Penal Code Section 1203.4a: Expungement Relief for Cases in Which Probation was not Granted!

We have previously written blog posts about the availability and procedure for “expungement” relief pursuant to Penal Code section 1203.4 after a defendant’s probationary grant has ended or when probation has terminated early per Penal Code section 1203.3.

This blog post discusses the procedure for obtaining expungement relief pursuant to Penal Code section 1203.4a when a defendant has not been granted probation.

Penal Code section 1203.4a permits a qualifying defendant convicted of a misdemeanor and not granted probation and every defendant convicted of an infraction to withdraw a plea of guilty or no contest and enter a plea of not guilty. (Penal Code section 1203.4a(a)). The court will thereupon dismiss the accusatory pleading against the defendant and the person will be released from many of the penalties and disabilities resulting from the offense. (Penal Code section 1203.4a(a)).

With certain exceptions, a petitioner is entitled to relief under Section 1203.4a if all the following are true:

1. One year from the date of pronouncement of judgement has lapsed;

2. Defendant has fully complied with and performed the sentence of the court;

3. Defendant is not serving a sentence for any offense and is not under charge of commission of any crime; and

4. Defendant has lived an honest and upright life and conformed to and obeyed the laws of the land since the pronouncement of judgement. [1]

If the defendant does not satisfy all the requirements listed above, after the lapse of one year from the pronouncement of judgment the court may, in its discretion and in the interests of justice, grant relief under this statute if the defendant has complied with requirements (1) – (3). (Penal Code section 1203.4a(b)).

As with expungements under Penal Code section 1203.4, after an expungement is granted, the conviction is not eliminated from one’s record and will likely appear on a background check or criminal record check but will reflect that the conviction has been “dismissed” instead of “convicted.” Although the criminal history of a conviction is still visible after an expungement is granted, the fact that it has been dismissed pursuant to Penal Code section 1203.4a demonstrates the person’s rehabilitation and is oftentimes necessary for obtaining certain licenses in California.

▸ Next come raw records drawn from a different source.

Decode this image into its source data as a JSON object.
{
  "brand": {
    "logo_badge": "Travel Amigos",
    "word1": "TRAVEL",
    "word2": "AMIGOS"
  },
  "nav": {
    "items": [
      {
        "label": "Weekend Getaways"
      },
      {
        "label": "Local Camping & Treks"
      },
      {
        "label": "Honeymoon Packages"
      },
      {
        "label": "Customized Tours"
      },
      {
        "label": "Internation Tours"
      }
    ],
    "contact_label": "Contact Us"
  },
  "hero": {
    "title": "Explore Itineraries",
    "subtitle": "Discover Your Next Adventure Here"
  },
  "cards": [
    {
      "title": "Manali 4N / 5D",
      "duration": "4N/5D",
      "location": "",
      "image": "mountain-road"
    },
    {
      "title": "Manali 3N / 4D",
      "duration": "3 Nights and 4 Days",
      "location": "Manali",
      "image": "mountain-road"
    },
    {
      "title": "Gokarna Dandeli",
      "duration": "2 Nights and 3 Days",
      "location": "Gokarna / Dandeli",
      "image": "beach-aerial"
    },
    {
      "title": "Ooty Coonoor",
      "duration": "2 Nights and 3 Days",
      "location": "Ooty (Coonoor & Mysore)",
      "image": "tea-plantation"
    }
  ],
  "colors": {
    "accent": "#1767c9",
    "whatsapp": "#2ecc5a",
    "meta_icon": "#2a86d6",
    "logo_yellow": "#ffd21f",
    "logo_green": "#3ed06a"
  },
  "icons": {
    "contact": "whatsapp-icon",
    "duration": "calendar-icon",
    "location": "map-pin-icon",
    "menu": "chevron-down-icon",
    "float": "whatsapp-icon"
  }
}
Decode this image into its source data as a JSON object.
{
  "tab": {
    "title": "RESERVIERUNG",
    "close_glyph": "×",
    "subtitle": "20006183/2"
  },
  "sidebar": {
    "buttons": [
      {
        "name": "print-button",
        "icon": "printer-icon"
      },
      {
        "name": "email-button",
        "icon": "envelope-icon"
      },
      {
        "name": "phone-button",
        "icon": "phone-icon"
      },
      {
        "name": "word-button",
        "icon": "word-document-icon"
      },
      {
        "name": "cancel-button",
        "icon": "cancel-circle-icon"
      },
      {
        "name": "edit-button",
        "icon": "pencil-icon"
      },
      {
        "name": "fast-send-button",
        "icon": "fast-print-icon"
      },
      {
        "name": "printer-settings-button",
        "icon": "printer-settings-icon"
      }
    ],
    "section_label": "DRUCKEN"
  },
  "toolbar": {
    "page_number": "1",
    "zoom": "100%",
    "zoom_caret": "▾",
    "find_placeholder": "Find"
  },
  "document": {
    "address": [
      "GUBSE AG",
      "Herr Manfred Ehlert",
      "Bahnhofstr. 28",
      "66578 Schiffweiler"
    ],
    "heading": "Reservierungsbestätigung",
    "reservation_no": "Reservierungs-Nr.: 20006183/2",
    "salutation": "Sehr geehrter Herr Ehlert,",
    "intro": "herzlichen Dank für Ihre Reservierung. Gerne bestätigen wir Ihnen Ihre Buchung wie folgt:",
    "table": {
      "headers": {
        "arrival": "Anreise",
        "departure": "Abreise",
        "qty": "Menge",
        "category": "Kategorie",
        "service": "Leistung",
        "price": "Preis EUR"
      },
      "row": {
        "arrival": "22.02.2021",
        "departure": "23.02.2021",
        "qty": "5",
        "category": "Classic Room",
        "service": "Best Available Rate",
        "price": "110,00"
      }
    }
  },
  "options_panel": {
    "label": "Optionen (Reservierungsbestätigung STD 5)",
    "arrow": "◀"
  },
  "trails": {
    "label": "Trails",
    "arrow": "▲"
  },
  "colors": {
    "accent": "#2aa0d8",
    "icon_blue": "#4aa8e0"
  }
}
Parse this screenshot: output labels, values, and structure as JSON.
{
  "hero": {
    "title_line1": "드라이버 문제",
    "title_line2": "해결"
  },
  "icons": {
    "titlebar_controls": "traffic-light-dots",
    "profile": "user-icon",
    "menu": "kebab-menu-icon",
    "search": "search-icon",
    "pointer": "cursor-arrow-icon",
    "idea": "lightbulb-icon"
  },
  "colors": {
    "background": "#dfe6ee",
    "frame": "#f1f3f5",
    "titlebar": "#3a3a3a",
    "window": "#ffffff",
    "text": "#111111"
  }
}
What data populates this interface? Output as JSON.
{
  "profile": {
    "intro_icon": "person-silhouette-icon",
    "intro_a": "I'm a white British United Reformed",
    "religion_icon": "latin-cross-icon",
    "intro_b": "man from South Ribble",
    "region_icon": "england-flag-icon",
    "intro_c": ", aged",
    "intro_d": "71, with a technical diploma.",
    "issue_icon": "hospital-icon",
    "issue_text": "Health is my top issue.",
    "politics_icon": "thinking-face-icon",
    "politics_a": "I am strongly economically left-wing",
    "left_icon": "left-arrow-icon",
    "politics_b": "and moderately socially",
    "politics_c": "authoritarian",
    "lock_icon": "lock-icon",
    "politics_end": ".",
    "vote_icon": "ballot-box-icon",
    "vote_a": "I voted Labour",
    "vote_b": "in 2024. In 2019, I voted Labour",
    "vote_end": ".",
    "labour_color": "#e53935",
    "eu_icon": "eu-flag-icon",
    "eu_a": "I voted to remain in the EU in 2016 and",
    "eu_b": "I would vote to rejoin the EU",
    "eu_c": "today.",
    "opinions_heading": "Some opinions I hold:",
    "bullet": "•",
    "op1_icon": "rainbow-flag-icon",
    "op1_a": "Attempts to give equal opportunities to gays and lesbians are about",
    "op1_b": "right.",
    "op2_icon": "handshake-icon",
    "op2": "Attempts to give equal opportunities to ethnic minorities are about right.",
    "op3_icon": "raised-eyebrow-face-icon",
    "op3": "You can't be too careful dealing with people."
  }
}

Expungement relief can have a great beneficial impact on obtaining housing, employment, and other benefits.


The information in this blog post (“post”) is provided for general informational purposes only, and may not reflect the current law in your jurisdiction. No information contained in this post should be construed as legal advice from Escovar Law, APC or the individual author, nor is it intended to be a substitute for legal counsel on any subject matter. No reader of this post should act or refrain from acting on the basis of any information included in, or accessible through, this Post without seeking the appropriate legal or other professional advice on the particular facts and circumstances at issue from a lawyer licensed in the recipient’s state, country or other appropriate licensing jurisdiction. The information on this website is a communication and is for informational purposes only. The facts of every case are unique and nothing on this page or on this website should be taken as legal advice for any individual case or situation. The information on this website is not intended to create an attorney-client relationship and viewing of this information does not create an attorney-client relationship.


[1] It is important to be aware that not all offenses qualify for relief under this section and relief pursuant to Section 1203.4a will not relieve someone of the requirement to register under Penal Code section 290, if applicable. (Penal Code section 1203.4a(d)(1)-(3)). Further, in any subsequent prosecution of the defendant for any other purpose, “the prior conviction may be pleaded and proved and shall have the same effect as if relief had not been granted pursuant to this section.” (Penal Code section 1203.4a(c)(1)). Relief under this section does not restore firearm rights and does not permit a person prohibited from holding public office as a result of the conviction to hold public office. (Penal Code section 1203.4a(c)(2) and (3)).